She’d come back to him hoping he’d ask to see her again and he’d been stubborn and stupid. He’d seen her several times after, but their paths never seemed to cross and he never worked up his nerve to walk up to her again.

A Palpable Hit

Thud! Jay felt pierced inside. The woman’s gaze had done that. As the first inklings of pain radiated from his throat and his eyes watered, he wondered at the pain. Her golden-brown eyes were still locked with his own as the rest of the world seemed to recede from his consciousness.

With a blink, the world jump-started again. She moved in through the door and past him, into the restaurant, carrying with her a whiff of her perfume. His thoughts were jumbled and for a second or two he struggled to pull his chain of thought together – caught in mid-sentence.

He’d been talking about a podcast he’d heard. That was it! He started again, “… sixty minutes. The reporters were near Jerusalem, interviewing some of the Palestinians about the manner in which the Israeli forces were treating them.”

Jay was seated opposite and to the right of the entrance to L’Aubergine. Gasser and Rania’s group of friends were sitting on the red couches just inside L’Aubergine, waiting for a table to free up. He’d joined them a few minutes ago for a quick drink before he headed off to a friend’s birthday.

Gasser had been bitching about the partition that had been recently removed by the management. Earlier it had protected the couches from the draft of air from the door’s opening and closing as more patrons entered. Now, everyone in their group looked up each time the door opened to let someone in, followed by a cold chilly draft.

Mary, recently arrived from Boston, was filling them in about her fellow students at Brandeis, who were in favor of the Israeli invasion of Gaza. Jay’d responded with his story about the Sixty Minutes podcast, telling her that there was still some good reporting in the USA, when she walked in.

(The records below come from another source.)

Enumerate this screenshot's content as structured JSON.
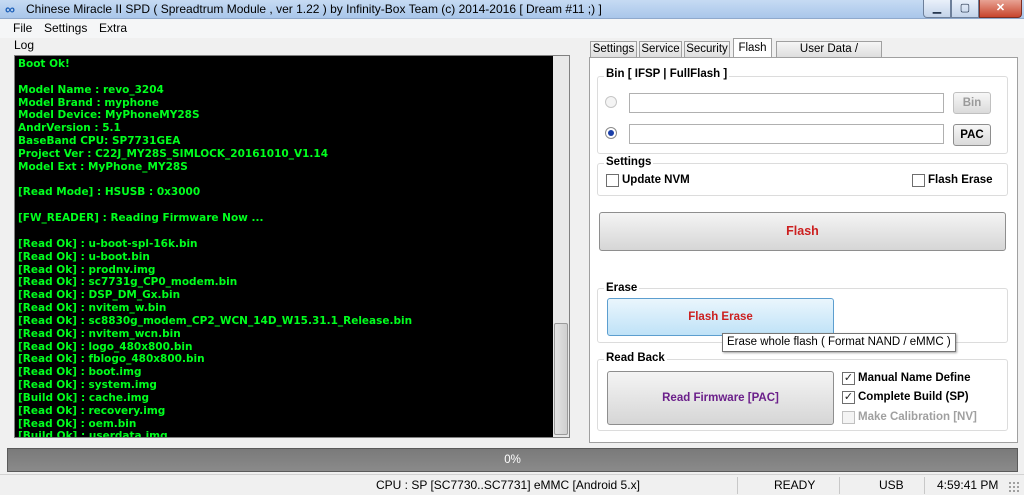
{
  "window": {
    "title": "Chinese Miracle II SPD ( Spreadtrum Module , ver 1.22 ) by Infinity-Box Team (c) 2014-2016 [ Dream #11 ;) ]",
    "min_glyph": "▁",
    "max_glyph": "▢",
    "close_glyph": "✕",
    "app_icon_glyph": "∞"
  },
  "menu": {
    "file": "File",
    "settings": "Settings",
    "extra": "Extra"
  },
  "log": {
    "label": "Log",
    "lines": [
      "Boot Ok!",
      "",
      "Model Name  : revo_3204",
      "Model Brand : myphone",
      "Model Device: MyPhoneMY28S",
      "AndrVersion : 5.1",
      "BaseBand CPU: SP7731GEA",
      "Project Ver : C22J_MY28S_SIMLOCK_20161010_V1.14",
      "Model Ext   : MyPhone_MY28S",
      "",
      "[Read Mode] : HSUSB : 0x3000",
      "",
      "[FW_READER] : Reading Firmware Now ...",
      "",
      "[Read Ok] : u-boot-spl-16k.bin",
      "[Read Ok] : u-boot.bin",
      "[Read Ok] : prodnv.img",
      "[Read Ok] : sc7731g_CP0_modem.bin",
      "[Read Ok] : DSP_DM_Gx.bin",
      "[Read Ok] : nvitem_w.bin",
      "[Read Ok] : sc8830g_modem_CP2_WCN_14D_W15.31.1_Release.bin",
      "[Read Ok] : nvitem_wcn.bin",
      "[Read Ok] : logo_480x800.bin",
      "[Read Ok] : fblogo_480x800.bin",
      "[Read Ok] : boot.img",
      "[Read Ok] : system.img",
      "[Build Ok] : cache.img",
      "[Read Ok] : recovery.img",
      "[Read Ok] : oem.bin",
      "[Build Ok] : userdata.img"
    ]
  },
  "tabs": [
    {
      "label": "Settings",
      "active": false
    },
    {
      "label": "Service",
      "active": false
    },
    {
      "label": "Security",
      "active": false
    },
    {
      "label": "Flash",
      "active": true
    },
    {
      "label": "User Data / Forensic",
      "active": false
    }
  ],
  "flash_tab": {
    "bin_group": {
      "title": "Bin  [ IFSP | FullFlash ]",
      "bin_path_value": "",
      "pac_path_value": "",
      "bin_button": "Bin",
      "pac_button": "PAC",
      "bin_selected": false,
      "pac_selected": true
    },
    "settings_group": {
      "title": "Settings",
      "update_nvm": {
        "label": "Update NVM",
        "checked": false
      },
      "flash_erase_opt": {
        "label": "Flash Erase",
        "checked": false
      }
    },
    "flash_button": "Flash",
    "erase_group": {
      "title": "Erase",
      "flash_erase_button": "Flash Erase",
      "tooltip": "Erase whole flash ( Format NAND / eMMC )"
    },
    "readback_group": {
      "title": "Read Back",
      "read_firmware_button": "Read Firmware [PAC]",
      "manual_name": {
        "label": "Manual Name Define",
        "checked": true
      },
      "complete_build": {
        "label": "Complete Build (SP)",
        "checked": true
      },
      "make_calibration": {
        "label": "Make Calibration [NV]",
        "checked": false,
        "disabled": true
      }
    }
  },
  "progress": {
    "label": "0%",
    "value": 0
  },
  "status": {
    "cpu": "CPU : SP [SC7730..SC7731] eMMC [Android 5.x]",
    "state": "READY",
    "port": "USB",
    "time": "4:59:41 PM"
  },
  "colors": {
    "log_text": "#00ff1e",
    "flash_label": "#cc1f1f",
    "read_firmware_label": "#6b1f8a"
  }
}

He closed his eyes briefly to concentrate and hold her image in his mind and freeze it. He had it now. Her eyes stared back at him, in the shock of mutual recognition and her fine brows rose gently to register her slight… was it amusement? Her long, almost elfin face held a slight frown, mouth slightly open, as if in a low whistle. Her almost silky  straight hair was longer now, a mix of dark gold and black, reflecting the light from the lamps outside. And her long neck ended in a round-necked shimmering blouse of a dark material. She looked pale from the cold outside.

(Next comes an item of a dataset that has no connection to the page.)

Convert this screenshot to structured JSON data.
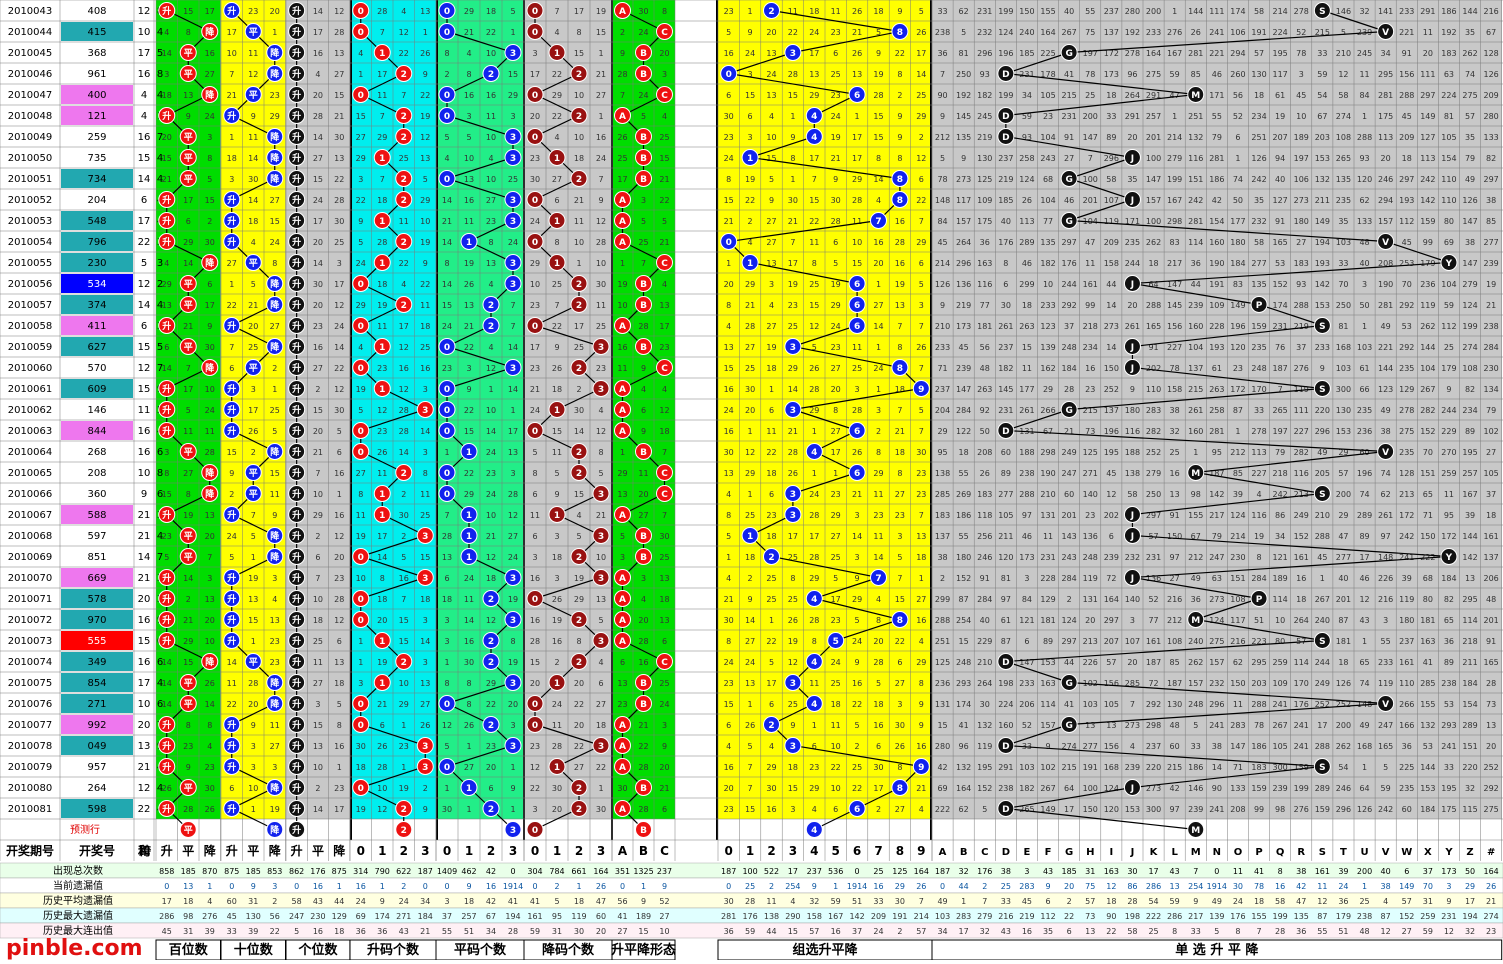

The ebb and flow of noise around him continued as the conversation moved from that topic to Jess, and Omar, who were debating if they wanted to order an Irish coffee or just go with Baileys. Gasser settled for a beer and so did his wife, Asma.

As Hany sipped his customary Heineken he regaled them with a joke about Process. “So this guy walks into butcher’s and asks for a chicken. The guy at the counter asks him, ‘Do you want it skinned or with feathers?’. Skinned replies the guy. ‘The floor above,” says the man at the counter. Climbing a floor the man asks the guy at the counter, ‘A skinned chicken, please’. The guy at the counter asks, ‘Chopped or whole?’. ‘Chopped’, replies our man. ‘The floor above’, is the reply. Proceeding to the floor above he orders a skinned, chopped chicken. ‘Marinated or just plain?’, asks the man behind the counter. ‘Marinated’, says our guy.’The floor above,’ comes the reply. So he proceeds up yet again and states, ‘I’d like a skinned, chopped, marinated chicken, please’. The man behind the counter laughs and replies, ‘Well, we don’t have any chicken, but what do you think of our process?’”

Jay laughed with the others. It was a common enough complaint, about the bureaucracy and madness that Egyptian officials sometimes personified. He felt a bit of the earlier tension in him dissolve. And felt surprised to note that he was feeling tense. He felt a sour taste in his mouth and felt suddenly restless. Excusing himself, he stood and walked into the restaurant heading for the restroom on the floor above. He was hoping to catch a glimpse of the woman again. He saw her on the table just opposite the stairs.

She noticed him too, and they exchanged glances as he muttered something under his breath. He tried to regain some of his cool as he tried to run up the stairs unhurriedly, feeling her gaze at his back.